let x = "string"nope;
blackhole!(x);

Ah, it seems the discussion was here:

and the feature was then implemented in

My question is now how people feel about the raw strings now that we've had them for a few years?

Personally, I'm repeatedly bitten by quoting strings which start or end with a double-quote: r#""hello world""#. The doubled double-quote is hard to decipher when that happens. In addition, the # character is quite a "hard" or "noisy" character to me. So overall, I feel that Rust raw strings are harder to read than C++ raw strings.

Have others felt the same?

I start with zero #'s and add more as necessary. I usually start the actual string after a newline, and also put a newline before the end, so I don't feel it's rather clumsy.

Yeah, I do the same. But how does it compare with C++ for you? Assuming you use C++, of course :slight_smile:

I've now read through the discussion in #9411 and the use of delimiters to carry semantic information does not seem to have been discussed. Perhaps this was not a thing in C++ back in 2013?

FWIW, the way to add semantic language injection information to Rust source would be one of three things, currently:

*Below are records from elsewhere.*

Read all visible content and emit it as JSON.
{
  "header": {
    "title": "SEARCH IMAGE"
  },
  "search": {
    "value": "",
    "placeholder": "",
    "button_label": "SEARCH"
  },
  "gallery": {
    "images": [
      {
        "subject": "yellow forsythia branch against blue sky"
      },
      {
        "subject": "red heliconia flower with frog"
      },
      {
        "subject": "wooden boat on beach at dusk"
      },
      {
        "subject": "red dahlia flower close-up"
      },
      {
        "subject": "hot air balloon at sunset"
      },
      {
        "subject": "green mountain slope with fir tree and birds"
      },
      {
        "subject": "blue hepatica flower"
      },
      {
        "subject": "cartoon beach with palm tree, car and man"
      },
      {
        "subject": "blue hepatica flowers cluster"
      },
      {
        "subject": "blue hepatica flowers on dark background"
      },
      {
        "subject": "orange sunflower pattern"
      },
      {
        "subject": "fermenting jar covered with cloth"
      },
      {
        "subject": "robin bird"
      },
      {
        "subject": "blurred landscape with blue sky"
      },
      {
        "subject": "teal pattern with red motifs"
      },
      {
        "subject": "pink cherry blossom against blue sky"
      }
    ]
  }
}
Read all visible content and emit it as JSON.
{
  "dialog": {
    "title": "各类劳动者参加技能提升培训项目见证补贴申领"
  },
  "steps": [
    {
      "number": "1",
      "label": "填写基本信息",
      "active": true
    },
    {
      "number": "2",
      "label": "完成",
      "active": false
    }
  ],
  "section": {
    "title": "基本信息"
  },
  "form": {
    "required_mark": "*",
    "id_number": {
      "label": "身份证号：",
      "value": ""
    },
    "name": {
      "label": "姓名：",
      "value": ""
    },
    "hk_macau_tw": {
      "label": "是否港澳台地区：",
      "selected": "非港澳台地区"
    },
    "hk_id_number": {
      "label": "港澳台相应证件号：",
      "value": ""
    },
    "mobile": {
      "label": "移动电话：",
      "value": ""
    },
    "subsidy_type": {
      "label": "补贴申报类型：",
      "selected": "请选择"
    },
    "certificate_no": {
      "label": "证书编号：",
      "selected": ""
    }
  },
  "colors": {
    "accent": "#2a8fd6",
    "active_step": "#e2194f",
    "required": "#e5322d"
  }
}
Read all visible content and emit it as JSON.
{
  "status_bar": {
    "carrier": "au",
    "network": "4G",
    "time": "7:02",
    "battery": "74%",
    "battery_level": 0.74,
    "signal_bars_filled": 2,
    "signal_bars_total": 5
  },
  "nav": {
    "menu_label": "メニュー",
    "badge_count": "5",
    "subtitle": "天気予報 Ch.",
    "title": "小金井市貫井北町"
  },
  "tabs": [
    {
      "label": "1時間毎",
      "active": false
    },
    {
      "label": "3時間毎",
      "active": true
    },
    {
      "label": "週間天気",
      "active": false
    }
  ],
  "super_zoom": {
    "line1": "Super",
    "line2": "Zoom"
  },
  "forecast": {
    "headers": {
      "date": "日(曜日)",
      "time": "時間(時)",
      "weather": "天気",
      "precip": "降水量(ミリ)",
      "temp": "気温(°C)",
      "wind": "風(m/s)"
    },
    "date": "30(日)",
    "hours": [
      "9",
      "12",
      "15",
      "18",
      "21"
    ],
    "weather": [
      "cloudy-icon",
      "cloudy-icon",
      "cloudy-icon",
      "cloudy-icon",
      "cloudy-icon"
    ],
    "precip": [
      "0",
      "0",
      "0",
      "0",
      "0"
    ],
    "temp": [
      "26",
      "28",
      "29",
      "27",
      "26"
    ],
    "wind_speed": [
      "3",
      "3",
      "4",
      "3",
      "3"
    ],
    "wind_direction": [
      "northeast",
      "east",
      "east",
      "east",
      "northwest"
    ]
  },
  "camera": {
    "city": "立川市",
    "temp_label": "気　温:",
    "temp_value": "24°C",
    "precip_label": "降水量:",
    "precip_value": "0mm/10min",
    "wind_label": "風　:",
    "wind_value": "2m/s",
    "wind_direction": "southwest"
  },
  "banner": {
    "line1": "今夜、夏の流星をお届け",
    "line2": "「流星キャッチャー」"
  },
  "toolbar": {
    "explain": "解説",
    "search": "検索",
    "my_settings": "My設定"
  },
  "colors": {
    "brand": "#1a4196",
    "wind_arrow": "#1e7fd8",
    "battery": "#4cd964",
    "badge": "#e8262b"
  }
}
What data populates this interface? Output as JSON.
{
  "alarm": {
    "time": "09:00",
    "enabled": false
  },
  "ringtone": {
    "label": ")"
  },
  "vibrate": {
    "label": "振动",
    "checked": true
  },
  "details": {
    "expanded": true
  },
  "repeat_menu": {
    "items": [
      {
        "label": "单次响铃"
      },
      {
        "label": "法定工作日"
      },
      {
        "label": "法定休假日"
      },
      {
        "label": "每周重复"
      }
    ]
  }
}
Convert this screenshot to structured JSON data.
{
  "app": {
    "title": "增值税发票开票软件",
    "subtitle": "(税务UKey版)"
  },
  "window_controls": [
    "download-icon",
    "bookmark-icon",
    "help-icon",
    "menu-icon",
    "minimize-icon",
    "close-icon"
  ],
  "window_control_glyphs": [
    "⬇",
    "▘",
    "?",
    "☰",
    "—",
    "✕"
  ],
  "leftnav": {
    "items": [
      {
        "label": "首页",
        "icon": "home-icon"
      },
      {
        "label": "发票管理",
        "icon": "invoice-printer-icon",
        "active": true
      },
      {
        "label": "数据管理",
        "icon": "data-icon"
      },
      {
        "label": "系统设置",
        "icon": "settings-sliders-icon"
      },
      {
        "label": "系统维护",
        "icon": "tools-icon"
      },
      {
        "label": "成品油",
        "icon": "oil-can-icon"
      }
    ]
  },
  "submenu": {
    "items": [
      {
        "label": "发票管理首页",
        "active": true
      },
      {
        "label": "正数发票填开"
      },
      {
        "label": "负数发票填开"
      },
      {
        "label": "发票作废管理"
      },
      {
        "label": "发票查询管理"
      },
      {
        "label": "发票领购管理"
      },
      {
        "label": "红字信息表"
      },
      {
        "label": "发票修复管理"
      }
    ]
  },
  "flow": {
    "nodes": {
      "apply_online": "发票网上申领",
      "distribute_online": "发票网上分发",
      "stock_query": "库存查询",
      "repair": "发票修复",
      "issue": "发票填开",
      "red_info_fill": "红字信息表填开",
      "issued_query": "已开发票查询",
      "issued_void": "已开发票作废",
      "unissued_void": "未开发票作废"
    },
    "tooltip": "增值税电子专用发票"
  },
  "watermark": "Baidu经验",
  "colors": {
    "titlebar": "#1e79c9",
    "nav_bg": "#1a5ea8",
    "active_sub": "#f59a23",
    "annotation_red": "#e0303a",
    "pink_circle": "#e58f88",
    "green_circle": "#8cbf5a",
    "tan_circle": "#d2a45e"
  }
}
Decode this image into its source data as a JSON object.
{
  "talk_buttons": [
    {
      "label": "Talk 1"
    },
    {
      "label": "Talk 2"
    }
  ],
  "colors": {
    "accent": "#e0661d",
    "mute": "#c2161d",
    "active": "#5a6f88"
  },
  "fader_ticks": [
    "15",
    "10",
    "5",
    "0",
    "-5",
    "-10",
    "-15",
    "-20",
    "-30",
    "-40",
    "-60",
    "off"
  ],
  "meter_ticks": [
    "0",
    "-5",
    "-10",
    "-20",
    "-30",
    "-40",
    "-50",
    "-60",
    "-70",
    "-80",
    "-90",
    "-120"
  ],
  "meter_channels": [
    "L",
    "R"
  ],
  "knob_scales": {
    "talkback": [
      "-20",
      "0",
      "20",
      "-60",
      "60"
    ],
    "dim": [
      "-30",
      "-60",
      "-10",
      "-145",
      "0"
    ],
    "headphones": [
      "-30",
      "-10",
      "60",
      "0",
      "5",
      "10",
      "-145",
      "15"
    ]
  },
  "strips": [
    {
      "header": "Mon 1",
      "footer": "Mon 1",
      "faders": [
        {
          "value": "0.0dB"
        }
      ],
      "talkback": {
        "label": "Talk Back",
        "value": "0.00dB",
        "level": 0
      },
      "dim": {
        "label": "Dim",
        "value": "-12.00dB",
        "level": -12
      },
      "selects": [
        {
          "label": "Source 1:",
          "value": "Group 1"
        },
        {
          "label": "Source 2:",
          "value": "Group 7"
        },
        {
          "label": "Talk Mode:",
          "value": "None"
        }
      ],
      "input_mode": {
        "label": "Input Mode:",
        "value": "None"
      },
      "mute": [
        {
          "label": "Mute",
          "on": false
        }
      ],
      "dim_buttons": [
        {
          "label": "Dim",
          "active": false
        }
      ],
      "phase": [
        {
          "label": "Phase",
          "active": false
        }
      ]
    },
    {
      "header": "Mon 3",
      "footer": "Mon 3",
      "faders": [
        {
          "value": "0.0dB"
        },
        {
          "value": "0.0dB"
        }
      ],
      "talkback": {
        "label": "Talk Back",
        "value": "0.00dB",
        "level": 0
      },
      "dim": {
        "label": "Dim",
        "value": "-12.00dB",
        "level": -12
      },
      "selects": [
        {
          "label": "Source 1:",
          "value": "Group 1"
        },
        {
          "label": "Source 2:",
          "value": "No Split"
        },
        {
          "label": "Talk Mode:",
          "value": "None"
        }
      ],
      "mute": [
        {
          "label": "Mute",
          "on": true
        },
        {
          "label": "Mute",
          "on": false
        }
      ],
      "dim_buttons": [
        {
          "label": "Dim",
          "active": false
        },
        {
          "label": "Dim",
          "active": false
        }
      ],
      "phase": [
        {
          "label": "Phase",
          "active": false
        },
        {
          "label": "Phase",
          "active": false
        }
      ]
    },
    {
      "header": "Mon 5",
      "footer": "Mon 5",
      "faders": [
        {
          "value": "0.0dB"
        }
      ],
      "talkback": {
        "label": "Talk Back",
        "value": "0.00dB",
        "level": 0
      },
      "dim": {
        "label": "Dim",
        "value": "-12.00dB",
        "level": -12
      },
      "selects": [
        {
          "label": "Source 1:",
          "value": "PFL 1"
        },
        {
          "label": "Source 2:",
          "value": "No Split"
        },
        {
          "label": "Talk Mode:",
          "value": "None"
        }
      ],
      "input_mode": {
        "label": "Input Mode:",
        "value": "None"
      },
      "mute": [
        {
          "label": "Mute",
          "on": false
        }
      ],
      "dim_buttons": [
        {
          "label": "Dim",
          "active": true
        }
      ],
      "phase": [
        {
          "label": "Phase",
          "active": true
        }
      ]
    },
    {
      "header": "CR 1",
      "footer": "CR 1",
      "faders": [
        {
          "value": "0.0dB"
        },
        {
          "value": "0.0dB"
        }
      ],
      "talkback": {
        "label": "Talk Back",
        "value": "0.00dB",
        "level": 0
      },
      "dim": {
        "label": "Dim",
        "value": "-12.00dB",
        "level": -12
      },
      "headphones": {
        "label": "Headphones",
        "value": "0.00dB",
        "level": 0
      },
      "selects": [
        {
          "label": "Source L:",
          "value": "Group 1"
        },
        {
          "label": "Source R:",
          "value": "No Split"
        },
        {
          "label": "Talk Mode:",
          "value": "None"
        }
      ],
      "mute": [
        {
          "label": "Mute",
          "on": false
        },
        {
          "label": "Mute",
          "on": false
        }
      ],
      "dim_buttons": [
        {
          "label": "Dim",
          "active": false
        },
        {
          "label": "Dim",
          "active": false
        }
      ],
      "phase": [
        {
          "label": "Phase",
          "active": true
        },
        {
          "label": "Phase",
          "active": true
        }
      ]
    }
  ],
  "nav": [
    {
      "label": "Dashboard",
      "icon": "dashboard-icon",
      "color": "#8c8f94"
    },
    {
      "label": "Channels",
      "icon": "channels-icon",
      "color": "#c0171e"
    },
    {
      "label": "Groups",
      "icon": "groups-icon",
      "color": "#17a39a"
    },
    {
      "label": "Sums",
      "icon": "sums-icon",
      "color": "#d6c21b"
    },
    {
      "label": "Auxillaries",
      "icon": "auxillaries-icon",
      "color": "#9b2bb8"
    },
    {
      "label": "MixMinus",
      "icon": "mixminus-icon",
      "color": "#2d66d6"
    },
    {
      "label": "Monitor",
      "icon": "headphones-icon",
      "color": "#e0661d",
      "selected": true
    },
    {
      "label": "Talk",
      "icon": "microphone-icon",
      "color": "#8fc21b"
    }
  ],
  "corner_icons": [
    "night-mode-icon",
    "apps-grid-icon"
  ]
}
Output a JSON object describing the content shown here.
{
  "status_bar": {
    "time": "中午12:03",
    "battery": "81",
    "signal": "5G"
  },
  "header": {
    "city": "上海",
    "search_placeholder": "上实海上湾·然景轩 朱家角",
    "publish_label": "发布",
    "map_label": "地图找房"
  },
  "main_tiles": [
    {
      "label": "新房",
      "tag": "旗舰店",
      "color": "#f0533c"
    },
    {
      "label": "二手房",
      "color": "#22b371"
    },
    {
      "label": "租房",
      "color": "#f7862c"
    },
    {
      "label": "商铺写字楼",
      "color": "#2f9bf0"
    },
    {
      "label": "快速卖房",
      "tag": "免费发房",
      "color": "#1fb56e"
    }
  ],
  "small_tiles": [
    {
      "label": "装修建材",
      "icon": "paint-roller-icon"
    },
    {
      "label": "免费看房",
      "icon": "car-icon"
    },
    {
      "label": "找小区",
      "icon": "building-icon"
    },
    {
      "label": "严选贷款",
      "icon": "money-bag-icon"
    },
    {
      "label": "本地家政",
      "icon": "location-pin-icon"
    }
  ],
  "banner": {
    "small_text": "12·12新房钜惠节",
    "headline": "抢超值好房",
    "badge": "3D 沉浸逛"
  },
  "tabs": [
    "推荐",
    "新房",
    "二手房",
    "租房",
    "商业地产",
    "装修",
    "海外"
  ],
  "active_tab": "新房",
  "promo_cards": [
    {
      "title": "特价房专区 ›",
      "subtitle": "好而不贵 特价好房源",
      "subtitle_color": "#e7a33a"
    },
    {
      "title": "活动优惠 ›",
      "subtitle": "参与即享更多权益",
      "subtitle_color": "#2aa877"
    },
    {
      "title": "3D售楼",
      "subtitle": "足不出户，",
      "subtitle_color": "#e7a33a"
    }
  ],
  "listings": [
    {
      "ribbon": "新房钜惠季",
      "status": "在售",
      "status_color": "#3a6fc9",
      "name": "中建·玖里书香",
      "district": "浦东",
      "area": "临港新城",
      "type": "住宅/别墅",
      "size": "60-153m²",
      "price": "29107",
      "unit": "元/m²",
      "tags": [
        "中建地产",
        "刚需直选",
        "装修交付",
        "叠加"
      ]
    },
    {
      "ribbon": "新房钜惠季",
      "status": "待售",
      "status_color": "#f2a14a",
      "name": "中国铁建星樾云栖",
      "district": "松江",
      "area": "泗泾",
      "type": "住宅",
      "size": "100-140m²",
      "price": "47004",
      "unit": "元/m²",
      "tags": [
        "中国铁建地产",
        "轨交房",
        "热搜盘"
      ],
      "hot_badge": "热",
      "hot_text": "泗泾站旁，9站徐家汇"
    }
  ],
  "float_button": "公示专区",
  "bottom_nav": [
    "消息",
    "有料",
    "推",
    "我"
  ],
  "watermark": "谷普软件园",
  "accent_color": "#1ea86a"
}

  • stable: comments

    process(
        // #ide:inject-language=sql
        r##"
            ...
        "##,
    );
    
  • unstable: expression attributes

    process(#[ide::inject_language(sql)] r##"
        ...
    "##);
    
  • stable (with major caveats): proc macros

    process(sql!(
        ...
    ));
    

IIRC, the comment method is used by IntelliJ IDEA for language injection in Java and Kotlin sources.

2 Likes

Thanks for that overview! I've used the proc-macro approach recently via the quote! macro for embedding Rust code. It's been awesome to have proper indentation support as well as syntax highlighting inside the macro.

I use Emacs and I think it's more by accident than by design that I get those things, but it's nevertheless been very helpful :smile:

I almost don't use C++ for the same things I use Rust now, and so I barely used C++ raw strings (only once, IIRC), but I didn't realized the text may have semantic meaning, and so I just wrote some gibberish :slight_smile:

1 Like